Thursday, October 13, 2011

The healthy and tolerant world

(This was something I wrote in July 2003.) 

A news item that caught the eye recently was the proposed tax in New Zealand on rectal emissions of farm animals, creatively labelled the Fart Tax. Apparent such end-of-pipe emissions contribute greenhouse gases and thus to global warming.

On the other end of the globe, at least as we view the earth as flat on our maps, an obesity tax is being proposed. Fat people are a great burden to the economy besides creating a lot of unhappiness around.

Ventilating animals and fat people can now join smokers as communities that are offending civilization today. While we are on a witchhunt, lets tally up some other criminal groups that are creating untold misery to human health and the environment.

The ugly – represent one such group. People with physical disfigurement or are just plain ugly frighten children, create panic in the minds of teenagers and cause considerable economic and psychological damage to society. Economic damage in that ugly people develop psychological problems or indulge in substance abuse or as the ads say on Indian television, families find it harder to marry their darker “ugly” daughters.

In fact, since these are issues that have considerable long term impact on civilization, we must fund some programmes through the United Nations Environmental Programme – lets call the UN PFAF (Programme Against Fat and Flatulence). International studies could be commissioned on consumption of items that create fat and flatulence – chocolate, onions and some such items will definitely be on top of the list.

Given vast differences in consumption baskets of developed and developing countries, obesity is a greater problem in rich countries. We could envisage a global trading mechanisms to reduce obesity or atleast restrict it – the net fat around the world does not increase. Undernourished and starving people in developing countries would overnight become possessors of rights (since they don’t eat much anyway and are thin) they can sell to fat people in the United States, who can then exceed their regulated quotas of food. The income from such sale of rights can be used by the poor for several purposes including food.

The flatulence issue will be more complicated. But we can commission studies by leading scientific institutions to evaluate levels present, key causes and develop a hit list of banned products.  Such studies could also recommend phasing out of farm animals that are gross violators of mandated emission levels.

At least, one more UN secretariat, several regional bodies, large sums of funds to research institutions and civil society organizations, could be the end result of such an effort. International media will, of course, cover such events with great gusto. Its an economic win-win for several organizations.

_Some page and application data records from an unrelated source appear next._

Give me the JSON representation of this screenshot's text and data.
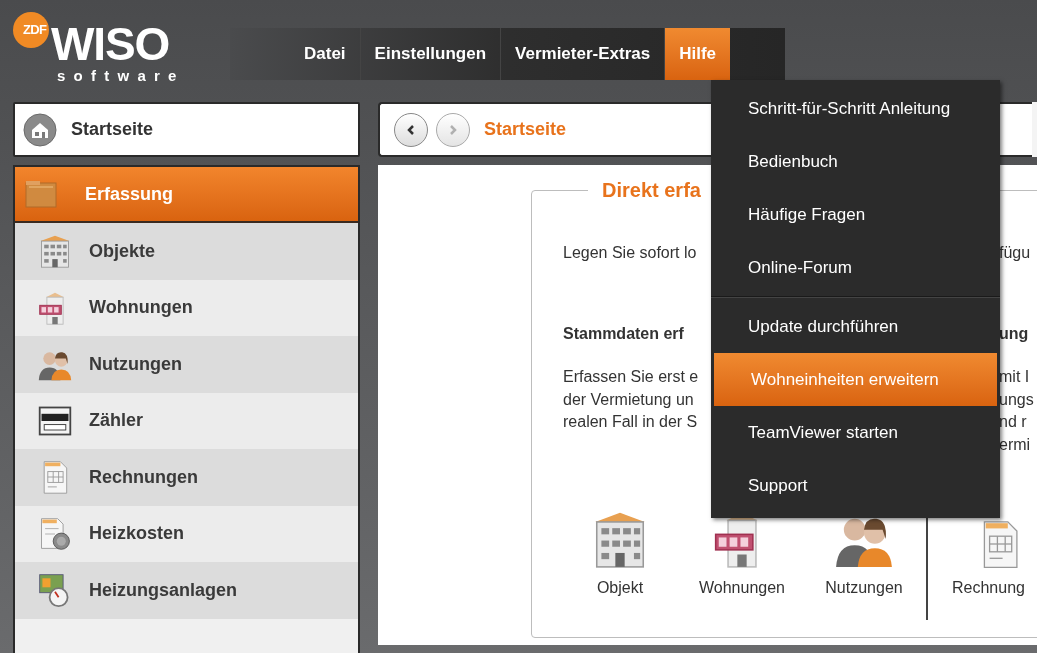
{
  "logo": {
    "badge": "ZDF",
    "name": "WISO",
    "tagline": "software"
  },
  "menubar": [
    {
      "label": "Datei",
      "selected": false
    },
    {
      "label": "Einstellungen",
      "selected": false
    },
    {
      "label": "Vermieter-Extras",
      "selected": false
    },
    {
      "label": "Hilfe",
      "selected": true
    }
  ],
  "sidebar": {
    "home": {
      "label": "Startseite"
    },
    "section": {
      "label": "Erfassung"
    },
    "items": [
      {
        "label": "Objekte",
        "kind": "building"
      },
      {
        "label": "Wohnungen",
        "kind": "flat"
      },
      {
        "label": "Nutzungen",
        "kind": "people"
      },
      {
        "label": "Zähler",
        "kind": "meter"
      },
      {
        "label": "Rechnungen",
        "kind": "invoice"
      },
      {
        "label": "Heizkosten",
        "kind": "heating_costs"
      },
      {
        "label": "Heizungsanlagen",
        "kind": "heating_system"
      }
    ]
  },
  "breadcrumb": {
    "back": {
      "disabled": false
    },
    "forward": {
      "disabled": true
    },
    "label": "Startseite"
  },
  "panel": {
    "title": "Direkt erfa",
    "lines": [
      {
        "kind": "intro",
        "left": "Legen Sie sofort lo",
        "right": "fügu"
      },
      {
        "kind": "heading",
        "left": "Stammdaten erf",
        "right": "ung"
      },
      {
        "kind": "text",
        "left": "Erfassen Sie erst e",
        "right": "mit I"
      },
      {
        "kind": "text",
        "left": "der Vermietung un",
        "right": "ungs"
      },
      {
        "kind": "text",
        "left": "realen Fall in der S",
        "right": "nd r"
      },
      {
        "kind": "text",
        "right": "ermi"
      }
    ],
    "shortcut_groups": [
      [
        {
          "label": "Objekt",
          "kind": "building"
        },
        {
          "label": "Wohnungen",
          "kind": "flat"
        },
        {
          "label": "Nutzungen",
          "kind": "people"
        }
      ],
      [
        {
          "label": "Rechnung",
          "kind": "invoice"
        }
      ]
    ]
  },
  "help_menu": {
    "groups": [
      [
        {
          "label": "Schritt-für-Schritt Anleitung",
          "selected": false
        },
        {
          "label": "Bedienbuch",
          "selected": false
        },
        {
          "label": "Häufige Fragen",
          "selected": false
        },
        {
          "label": "Online-Forum",
          "selected": false
        }
      ],
      [
        {
          "label": "Update durchführen",
          "selected": false
        },
        {
          "label": "Wohneinheiten erweitern",
          "selected": true
        },
        {
          "label": "TeamViewer starten",
          "selected": false
        },
        {
          "label": "Support",
          "selected": false
        }
      ]
    ]
  }
}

Apparently, while we are promoting various global institutions that preserve plants, animals, bacteria and disease at the cost of human beings our tolerance of the diversity of human beings and the things they do to live are reducing.

There is a selective weeding of non-conforming social behaviour. Such behaviour is built into a large scale villain with the help of omnipresent media often a willing partner to cover the next big fight.  One Oprah Winfrey show had an audience gasping “NOO!”, while she asked them if they could imagine a world without toilet paper. Another had a shocked audience viewing a photo where she displayed underarm hair while she presented the defence of the one-off case. Clearly promoting toilet paper and shaving women’s underarm hair could potentially be a global priority. Civil society organizations form to propogate the idea and seek legislative action at the national level. Eventually, if these moves are in more affluent nations, there are moves to make an international law.

As a result of these laws, some of the world’s finest minds – economic, political, social and scientific – will spend their time in debating and trying to resolve fairly low priority items compared to starvation, disease and general deprivation that afflict at least 30-40% of the world’s population.

If we take these moves to their logical extreme, we are looking at a human society that will be homogenous - talk, dress, think and behave alike – within some narrow pre-ordained parameters. Does this sound a bit like cloning? Or did some bloke called Adolf  have similar views (wonder what happened to him?). Maybe the anti-cloning groups must rethink their stance.


  1. "Taxing" (through money or societal condemnation) is an old form of reining-in people into their own personal accountability. It does give an immediate result, though. Lack of control on how much sugar to consume has pushed some law makers to restrict the size of soda cups - main argument to oppose this law is -"don't take away my freedom to do what I want to do". If only animals had the same "freedom and rights", humans would have been wiped out by now :-)

    Diversity causes conflicts - always; entropy of such system dictates the lowest/easiest solution, i.e. eliminate odd-balls.

    Interesting topic you touched on...
    -Rekha Rao

    1. hey, thanks for making the time to read this and comment! While some of my biases are on display in this piece as well, an objective is to think about stuff and, hopefully, have a few laughs at ourselves while doing the serious stuff!